**Task item:**
Every entry, start to finish, should be printed verbatim without pictures.

**Interface dataset entries:**
◇ ◇ ◇ ◇ ◇ ◇ ◇

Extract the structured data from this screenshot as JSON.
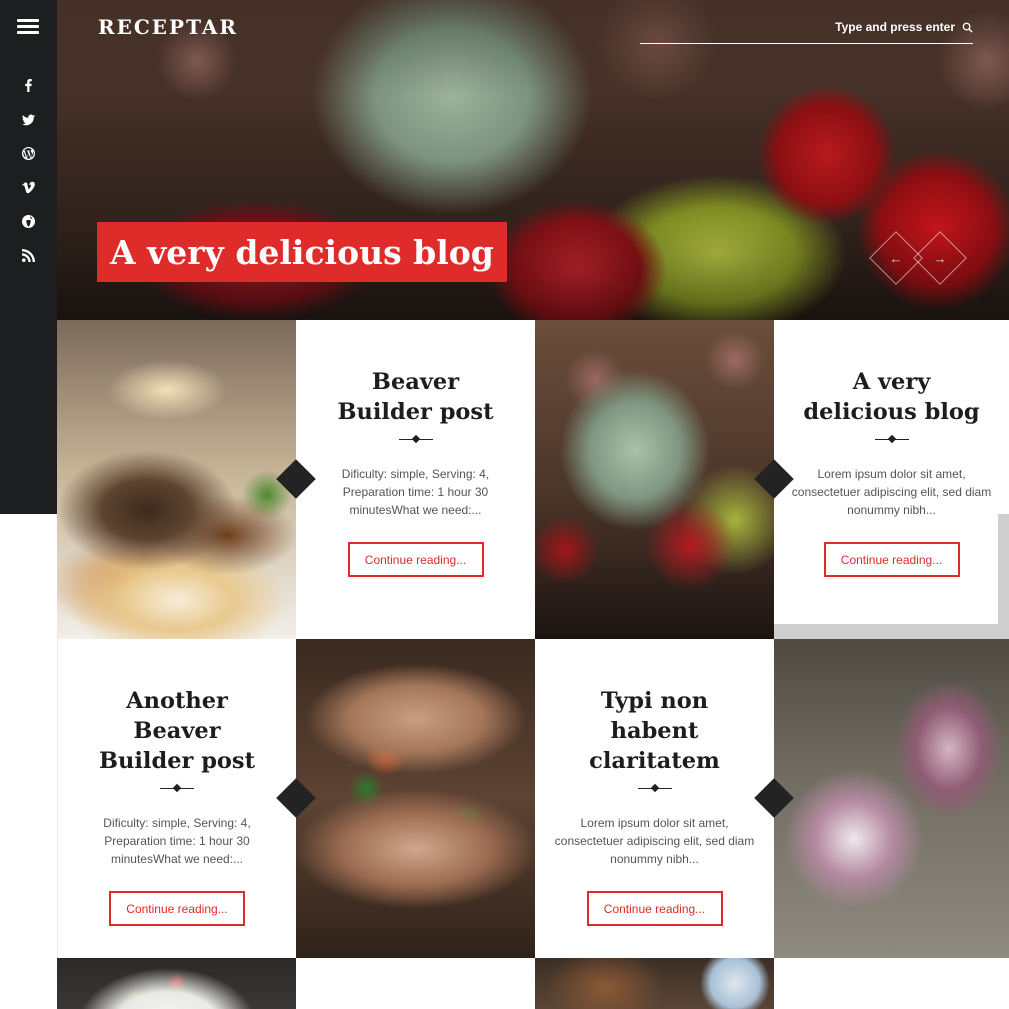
{
  "header": {
    "logo": "RECEPTAR",
    "search_placeholder": "Type and press enter"
  },
  "sidebar": {
    "social": [
      {
        "icon": "facebook-icon"
      },
      {
        "icon": "twitter-icon"
      },
      {
        "icon": "wordpress-icon"
      },
      {
        "icon": "vimeo-icon"
      },
      {
        "icon": "globe-icon"
      },
      {
        "icon": "rss-icon"
      }
    ]
  },
  "hero": {
    "title": "A very delicious blog",
    "prev_label": "←",
    "next_label": "→"
  },
  "posts": [
    {
      "title": "Beaver Builder post",
      "excerpt": "Dificulty: simple, Serving: 4, Preparation time: 1 hour 30 minutesWhat we need:...",
      "button": "Continue reading..."
    },
    {
      "title": "A very delicious blog",
      "excerpt": "Lorem ipsum dolor sit amet, consectetuer adipiscing elit, sed diam nonummy nibh...",
      "button": "Continue reading..."
    },
    {
      "title": "Another Beaver Builder post",
      "excerpt": "Dificulty: simple, Serving: 4, Preparation time: 1 hour 30 minutesWhat we need:...",
      "button": "Continue reading..."
    },
    {
      "title": "Typi non habent claritatem",
      "excerpt": "Lorem ipsum dolor sit amet, consectetuer adipiscing elit, sed diam nonummy nibh...",
      "button": "Continue reading..."
    }
  ],
  "colors": {
    "accent": "#e02b2b",
    "sidebar": "#1c1e20",
    "title_text": "#1d1d1d"
  }
}
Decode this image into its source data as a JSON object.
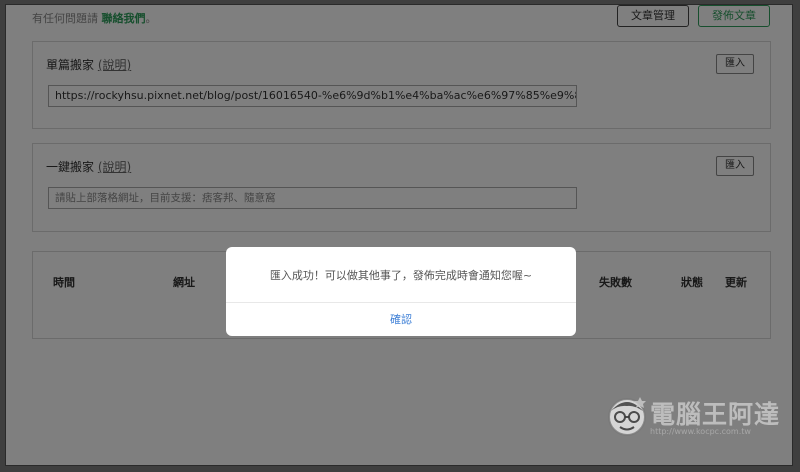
{
  "header": {
    "help_prefix": "有任何問題請",
    "help_link": "聯絡我們",
    "help_suffix": "。",
    "manage_button": "文章管理",
    "publish_button": "發佈文章"
  },
  "single_move": {
    "title": "單篇搬家",
    "explain_link": "(說明)",
    "import_button": "匯入",
    "url_value": "https://rockyhsu.pixnet.net/blog/post/16016540-%e6%9d%b1%e4%ba%ac%e6%97%85%e9%81%"
  },
  "bulk_move": {
    "title": "一鍵搬家",
    "explain_link": "(說明)",
    "import_button": "匯入",
    "placeholder": "請貼上部落格網址，目前支援：痞客邦、隨意窩"
  },
  "table": {
    "columns": [
      "時間",
      "網址",
      "失敗數",
      "狀態",
      "更新"
    ]
  },
  "modal": {
    "message": "匯入成功！可以做其他事了，發佈完成時會通知您喔~",
    "confirm": "確認"
  },
  "watermark": {
    "text": "電腦王阿達",
    "url": "http://www.kocpc.com.tw"
  },
  "colors": {
    "accent_green": "#2f9e5c",
    "link_blue": "#3d7fd6",
    "overlay": "rgba(0,0,0,0.5)"
  }
}
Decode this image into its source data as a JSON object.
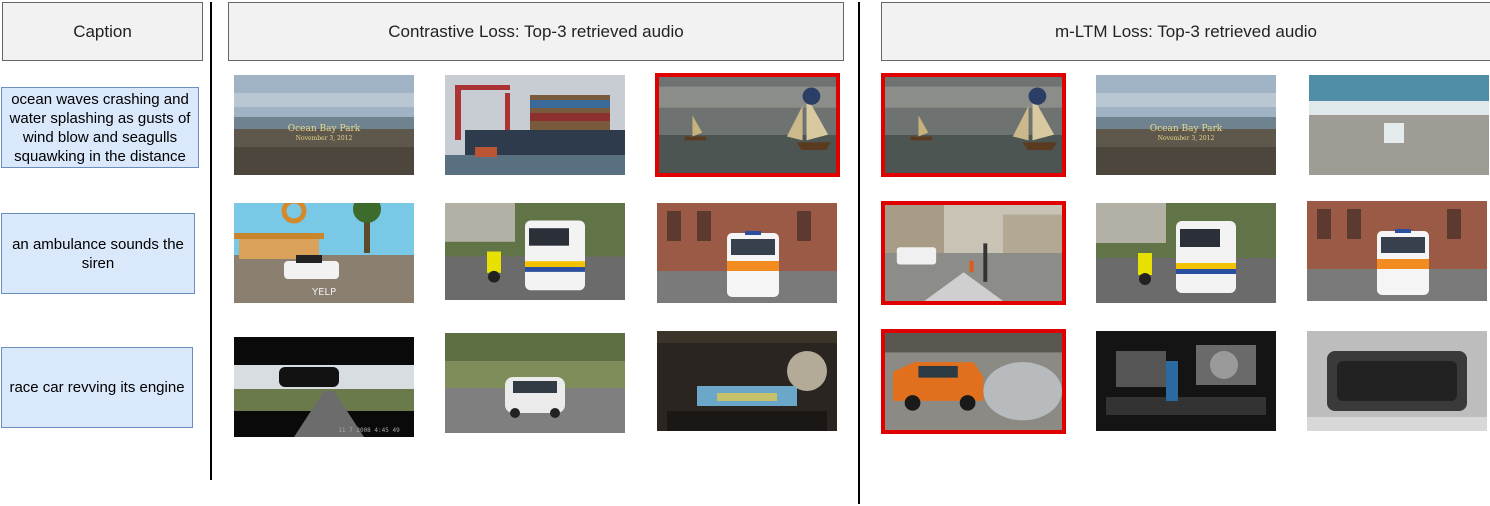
{
  "headers": {
    "caption": "Caption",
    "contrastive": "Contrastive Loss: Top-3 retrieved audio",
    "mltm": "m-LTM Loss: Top-3 retrieved audio"
  },
  "captions": [
    "ocean waves crashing and water splashing as gusts of wind blow and seagulls squawking in the distance",
    "an ambulance sounds the siren",
    "race car revving its engine"
  ],
  "retrievals": {
    "contrastive": [
      [
        {
          "scene": "beach-ocean-bay-park",
          "overlay": "Ocean Bay Park",
          "overlay_sub": "November 3, 2012",
          "correct": false
        },
        {
          "scene": "container-ship-port",
          "correct": false
        },
        {
          "scene": "sailing-ships-sea",
          "correct": true
        }
      ],
      [
        {
          "scene": "game-police-car-gas-station",
          "overlay": "YELP",
          "correct": false
        },
        {
          "scene": "police-van-motorcycle",
          "correct": false
        },
        {
          "scene": "ambulance-street",
          "correct": false
        }
      ],
      [
        {
          "scene": "in-car-road-view",
          "overlay": "11 7 2008   4:45 49",
          "correct": false
        },
        {
          "scene": "white-car-rally",
          "correct": false
        },
        {
          "scene": "rally-cockpit",
          "correct": false
        }
      ]
    ],
    "mltm": [
      [
        {
          "scene": "sailing-ships-sea",
          "correct": true
        },
        {
          "scene": "beach-ocean-bay-park",
          "overlay": "Ocean Bay Park",
          "overlay_sub": "November 3, 2012",
          "correct": false
        },
        {
          "scene": "waves-on-shore",
          "correct": false
        }
      ],
      [
        {
          "scene": "city-square-ambulance",
          "correct": true
        },
        {
          "scene": "police-van-motorcycle",
          "correct": false
        },
        {
          "scene": "ambulance-street",
          "correct": false
        }
      ],
      [
        {
          "scene": "orange-car-burnout",
          "correct": true
        },
        {
          "scene": "engine-bay-turbo",
          "correct": false
        },
        {
          "scene": "engine-bay-cover",
          "correct": false
        }
      ]
    ]
  },
  "colors": {
    "correct_border": "#e00000",
    "caption_fill": "#dae8fc",
    "caption_border": "#6c8ebf",
    "header_fill": "#f2f2f2"
  }
}
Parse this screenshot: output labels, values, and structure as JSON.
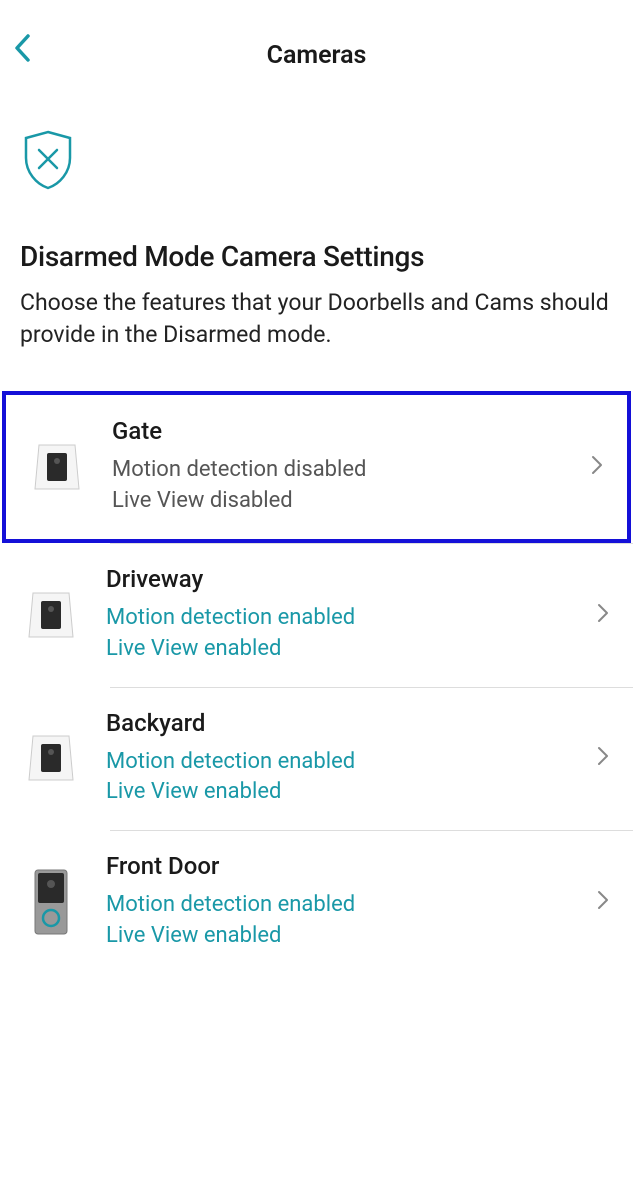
{
  "header": {
    "title": "Cameras"
  },
  "page": {
    "title": "Disarmed Mode Camera Settings",
    "subtitle": "Choose the features that your Doorbells and Cams should provide in the Disarmed mode."
  },
  "cameras": [
    {
      "name": "Gate",
      "motion_status": "Motion detection disabled",
      "liveview_status": "Live View disabled",
      "enabled": false,
      "highlighted": true,
      "device_type": "camera"
    },
    {
      "name": "Driveway",
      "motion_status": "Motion detection enabled",
      "liveview_status": "Live View enabled",
      "enabled": true,
      "highlighted": false,
      "device_type": "camera"
    },
    {
      "name": "Backyard",
      "motion_status": "Motion detection enabled",
      "liveview_status": "Live View enabled",
      "enabled": true,
      "highlighted": false,
      "device_type": "camera"
    },
    {
      "name": "Front Door",
      "motion_status": "Motion detection enabled",
      "liveview_status": "Live View enabled",
      "enabled": true,
      "highlighted": false,
      "device_type": "doorbell"
    }
  ],
  "colors": {
    "accent": "#1998a7",
    "highlight_border": "#1410d8",
    "text_primary": "#1a1a1a",
    "text_muted": "#555"
  }
}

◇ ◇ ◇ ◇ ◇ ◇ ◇

**Response box:**
Extract the structured data from this screenshot as JSON.
{
  "header": {
    "logo": "RECEPTAR",
    "search_placeholder": "Type and press enter"
  },
  "sidebar": {
    "social": [
      {
        "icon": "facebook-icon"
      },
      {
        "icon": "twitter-icon"
      },
      {
        "icon": "wordpress-icon"
      },
      {
        "icon": "vimeo-icon"
      },
      {
        "icon": "globe-icon"
      },
      {
        "icon": "rss-icon"
      }
    ]
  },
  "hero": {
    "title": "A very delicious blog",
    "prev_label": "←",
    "next_label": "→"
  },
  "posts": [
    {
      "title": "Beaver Builder post",
      "excerpt": "Dificulty: simple, Serving: 4, Preparation time: 1 hour 30 minutesWhat we need:...",
      "button": "Continue reading..."
    },
    {
      "title": "A very delicious blog",
      "excerpt": "Lorem ipsum dolor sit amet, consectetuer adipiscing elit, sed diam nonummy nibh...",
      "button": "Continue reading..."
    },
    {
      "title": "Another Beaver Builder post",
      "excerpt": "Dificulty: simple, Serving: 4, Preparation time: 1 hour 30 minutesWhat we need:...",
      "button": "Continue reading..."
    },
    {
      "title": "Typi non habent claritatem",
      "excerpt": "Lorem ipsum dolor sit amet, consectetuer adipiscing elit, sed diam nonummy nibh...",
      "button": "Continue reading..."
    }
  ],
  "colors": {
    "accent": "#e02b2b",
    "sidebar": "#1c1e20",
    "title_text": "#1d1d1d"
  }
}
Decode this image into its source data as a JSON object.
{
  "header": {
    "help_prefix": "有任何問題請",
    "help_link": "聯絡我們",
    "help_suffix": "。",
    "manage_button": "文章管理",
    "publish_button": "發佈文章"
  },
  "single_move": {
    "title": "單篇搬家",
    "explain_link": "(說明)",
    "import_button": "匯入",
    "url_value": "https://rockyhsu.pixnet.net/blog/post/16016540-%e6%9d%b1%e4%ba%ac%e6%97%85%e9%81%"
  },
  "bulk_move": {
    "title": "一鍵搬家",
    "explain_link": "(說明)",
    "import_button": "匯入",
    "placeholder": "請貼上部落格網址，目前支援：痞客邦、隨意窩"
  },
  "table": {
    "columns": [
      "時間",
      "網址",
      "失敗數",
      "狀態",
      "更新"
    ]
  },
  "modal": {
    "message": "匯入成功！可以做其他事了，發佈完成時會通知您喔~",
    "confirm": "確認"
  },
  "watermark": {
    "text": "電腦王阿達",
    "url": "http://www.kocpc.com.tw"
  },
  "colors": {
    "accent_green": "#2f9e5c",
    "link_blue": "#3d7fd6",
    "overlay": "rgba(0,0,0,0.5)"
  }
}
Decode this image into its source data as a JSON object.
{
  "headers": {
    "caption": "Caption",
    "contrastive": "Contrastive Loss: Top-3 retrieved audio",
    "mltm": "m-LTM Loss: Top-3 retrieved audio"
  },
  "captions": [
    "ocean waves crashing and water splashing as gusts of wind blow and seagulls squawking in the distance",
    "an ambulance sounds the siren",
    "race car revving its engine"
  ],
  "retrievals": {
    "contrastive": [
      [
        {
          "scene": "beach-ocean-bay-park",
          "overlay": "Ocean Bay Park",
          "overlay_sub": "November 3, 2012",
          "correct": false
        },
        {
          "scene": "container-ship-port",
          "correct": false
        },
        {
          "scene": "sailing-ships-sea",
          "correct": true
        }
      ],
      [
        {
          "scene": "game-police-car-gas-station",
          "overlay": "YELP",
          "correct": false
        },
        {
          "scene": "police-van-motorcycle",
          "correct": false
        },
        {
          "scene": "ambulance-street",
          "correct": false
        }
      ],
      [
        {
          "scene": "in-car-road-view",
          "overlay": "11 7 2008   4:45 49",
          "correct": false
        },
        {
          "scene": "white-car-rally",
          "correct": false
        },
        {
          "scene": "rally-cockpit",
          "correct": false
        }
      ]
    ],
    "mltm": [
      [
        {
          "scene": "sailing-ships-sea",
          "correct": true
        },
        {
          "scene": "beach-ocean-bay-park",
          "overlay": "Ocean Bay Park",
          "overlay_sub": "November 3, 2012",
          "correct": false
        },
        {
          "scene": "waves-on-shore",
          "correct": false
        }
      ],
      [
        {
          "scene": "city-square-ambulance",
          "correct": true
        },
        {
          "scene": "police-van-motorcycle",
          "correct": false
        },
        {
          "scene": "ambulance-street",
          "correct": false
        }
      ],
      [
        {
          "scene": "orange-car-burnout",
          "correct": true
        },
        {
          "scene": "engine-bay-turbo",
          "correct": false
        },
        {
          "scene": "engine-bay-cover",
          "correct": false
        }
      ]
    ]
  },
  "colors": {
    "correct_border": "#e00000",
    "caption_fill": "#dae8fc",
    "caption_border": "#6c8ebf",
    "header_fill": "#f2f2f2"
  }
}
Parse this screenshot: output labels, values, and structure as JSON.
{
  "header": {
    "title": "Cameras"
  },
  "page": {
    "title": "Disarmed Mode Camera Settings",
    "subtitle": "Choose the features that your Doorbells and Cams should provide in the Disarmed mode."
  },
  "cameras": [
    {
      "name": "Gate",
      "motion_status": "Motion detection disabled",
      "liveview_status": "Live View disabled",
      "enabled": false,
      "highlighted": true,
      "device_type": "camera"
    },
    {
      "name": "Driveway",
      "motion_status": "Motion detection enabled",
      "liveview_status": "Live View enabled",
      "enabled": true,
      "highlighted": false,
      "device_type": "camera"
    },
    {
      "name": "Backyard",
      "motion_status": "Motion detection enabled",
      "liveview_status": "Live View enabled",
      "enabled": true,
      "highlighted": false,
      "device_type": "camera"
    },
    {
      "name": "Front Door",
      "motion_status": "Motion detection enabled",
      "liveview_status": "Live View enabled",
      "enabled": true,
      "highlighted": false,
      "device_type": "doorbell"
    }
  ],
  "colors": {
    "accent": "#1998a7",
    "highlight_border": "#1410d8",
    "text_primary": "#1a1a1a",
    "text_muted": "#555"
  }
}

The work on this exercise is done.